View Full Version : Notus unveils world’s first shrimp detector

Davie Tait
28th September 2018, 15:55

The Notus Echo tells a shrimp trawler’s skipper when and where the shrimp are caught. Image: Notus
A Notus Echo installed on a grid .Image: Notus
A screen display showing the trawl sensors and Echo from shrimp trawler Mistasea. Image: Notus

A real-time monitoring system launched by Notus is a first in giving shrimper skippers a way of knowing if their gear is on shrimp or not. The Notus Echo is designed to be mounted on a shrimp trawl’s separator grid and sends signals back to the wheelhouse indicating which part of a tow is most productive or if the shrimp catch rate has dropped off.

“It’s the main question for any shrimp trawler skipper: where am I catching shrimp on my tow?’ Francis Parrott at Notus said. ‘There is finally an answer with the Notus Echo. Conventional sounders cannot detect shrimp as, unlike fish, they have no swim bladder to reflect the sounder’s signal.’

The Notus echo works by detecting the sound of shrimp hitting the bars if the sorting grid. The data is transmitted back to the wheelhouse in real time, and Notus is delivering its Echo systems either as a standalone installation of with optional trawl sensors.

‘The Echo consists of a sensor and mic,’ Francis Parrott explained.

‘The mic listens for the sound of shrimp hitting the grate. Sound increases and decreases with the volume of shrimp that hits the bars. The sensor then transmits this information back to the vessel via a towed or hull-mounted hydrophone. This is linked to a command unit in the wheelhouse that displays information on a computer. Echo also monitors grid angle and temperature.’

He said that the results have been a real success in boosting shrimp catches as the skipper knows exactly which part of a three- or four-hour tow is producing shrimp, so the catching vessel can be spun around to hit the same spot a second time

‘It’s awesome! Worked right out of the box. I can see if I’m catching 250kg/hr or 1000kgs/hr, commented Jimmy Burns who skippers the Galway Bay.

‘Seeing where I am catching shrimp changed our fishing operation. We would not want to fish without it,’ added skipper Ben Downs of the Pacific Dove.

According to Notus, many trawlers have added door sensors alongside their Echo systems.

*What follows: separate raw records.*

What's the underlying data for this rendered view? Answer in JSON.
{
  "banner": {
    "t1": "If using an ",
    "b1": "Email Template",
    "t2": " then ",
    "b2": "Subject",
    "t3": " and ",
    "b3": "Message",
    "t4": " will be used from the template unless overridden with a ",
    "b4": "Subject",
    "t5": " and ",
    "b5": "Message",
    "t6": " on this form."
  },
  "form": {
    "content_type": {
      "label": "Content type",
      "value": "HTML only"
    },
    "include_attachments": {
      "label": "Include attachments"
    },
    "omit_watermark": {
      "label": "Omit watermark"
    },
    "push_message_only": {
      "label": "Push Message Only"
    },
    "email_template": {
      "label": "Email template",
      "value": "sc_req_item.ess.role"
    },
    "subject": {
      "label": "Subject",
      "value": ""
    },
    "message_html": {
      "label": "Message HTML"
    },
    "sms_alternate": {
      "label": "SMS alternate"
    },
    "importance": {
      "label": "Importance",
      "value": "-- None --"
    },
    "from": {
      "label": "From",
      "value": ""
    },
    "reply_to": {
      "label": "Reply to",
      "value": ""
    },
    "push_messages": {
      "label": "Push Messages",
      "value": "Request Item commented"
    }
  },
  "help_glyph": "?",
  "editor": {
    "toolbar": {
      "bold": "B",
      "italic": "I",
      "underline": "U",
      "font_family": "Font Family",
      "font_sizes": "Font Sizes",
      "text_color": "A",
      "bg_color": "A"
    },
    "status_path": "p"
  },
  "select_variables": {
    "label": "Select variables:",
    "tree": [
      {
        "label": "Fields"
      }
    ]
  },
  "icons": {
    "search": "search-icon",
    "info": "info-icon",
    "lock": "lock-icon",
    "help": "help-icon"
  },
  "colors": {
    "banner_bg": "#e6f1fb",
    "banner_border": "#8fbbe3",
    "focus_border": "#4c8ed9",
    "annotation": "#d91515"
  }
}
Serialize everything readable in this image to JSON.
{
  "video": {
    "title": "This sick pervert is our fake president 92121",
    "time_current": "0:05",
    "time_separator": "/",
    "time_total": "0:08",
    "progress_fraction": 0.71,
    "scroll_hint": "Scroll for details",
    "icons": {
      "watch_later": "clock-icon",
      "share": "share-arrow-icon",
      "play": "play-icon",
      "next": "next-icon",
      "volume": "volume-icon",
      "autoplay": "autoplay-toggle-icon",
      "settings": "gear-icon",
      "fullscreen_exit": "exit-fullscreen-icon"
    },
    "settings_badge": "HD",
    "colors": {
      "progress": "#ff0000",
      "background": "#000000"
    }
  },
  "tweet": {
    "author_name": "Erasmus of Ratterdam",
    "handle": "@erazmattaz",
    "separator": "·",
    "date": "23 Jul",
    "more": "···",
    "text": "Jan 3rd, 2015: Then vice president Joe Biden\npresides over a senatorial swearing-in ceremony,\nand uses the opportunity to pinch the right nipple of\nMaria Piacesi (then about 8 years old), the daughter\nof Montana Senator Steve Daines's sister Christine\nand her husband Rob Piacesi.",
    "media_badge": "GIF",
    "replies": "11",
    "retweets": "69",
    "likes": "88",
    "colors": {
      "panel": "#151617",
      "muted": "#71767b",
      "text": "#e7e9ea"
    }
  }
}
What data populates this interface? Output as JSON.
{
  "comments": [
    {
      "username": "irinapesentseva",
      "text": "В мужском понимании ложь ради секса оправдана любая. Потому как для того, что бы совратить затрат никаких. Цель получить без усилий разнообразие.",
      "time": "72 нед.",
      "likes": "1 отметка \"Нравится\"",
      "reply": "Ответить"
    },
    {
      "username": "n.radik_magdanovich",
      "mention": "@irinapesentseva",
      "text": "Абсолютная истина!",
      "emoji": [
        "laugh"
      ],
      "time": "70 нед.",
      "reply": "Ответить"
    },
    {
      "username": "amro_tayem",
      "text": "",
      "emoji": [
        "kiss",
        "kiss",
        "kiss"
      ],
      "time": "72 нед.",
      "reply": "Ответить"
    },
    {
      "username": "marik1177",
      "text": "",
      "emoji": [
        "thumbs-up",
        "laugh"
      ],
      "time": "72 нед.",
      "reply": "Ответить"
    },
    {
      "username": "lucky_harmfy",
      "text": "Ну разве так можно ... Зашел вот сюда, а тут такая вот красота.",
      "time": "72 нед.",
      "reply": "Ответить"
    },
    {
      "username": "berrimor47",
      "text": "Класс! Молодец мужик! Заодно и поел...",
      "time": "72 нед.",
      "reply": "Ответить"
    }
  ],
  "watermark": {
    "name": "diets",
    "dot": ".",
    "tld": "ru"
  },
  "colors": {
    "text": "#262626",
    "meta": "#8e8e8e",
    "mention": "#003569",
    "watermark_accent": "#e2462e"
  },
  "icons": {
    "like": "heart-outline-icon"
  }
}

‘On a twin-rig trawler, this means monitoring the door spread of each trawl, trawl warp lengths and door angles. These geometry sensors enable the skipper to fine-tune their operation for optimal fishing,’ he said. ‘Basically, locate shrimp with the Echo and ensure maximum catch with optimal spread, trawl wire lengths and door angle.R03;’

Source: Notus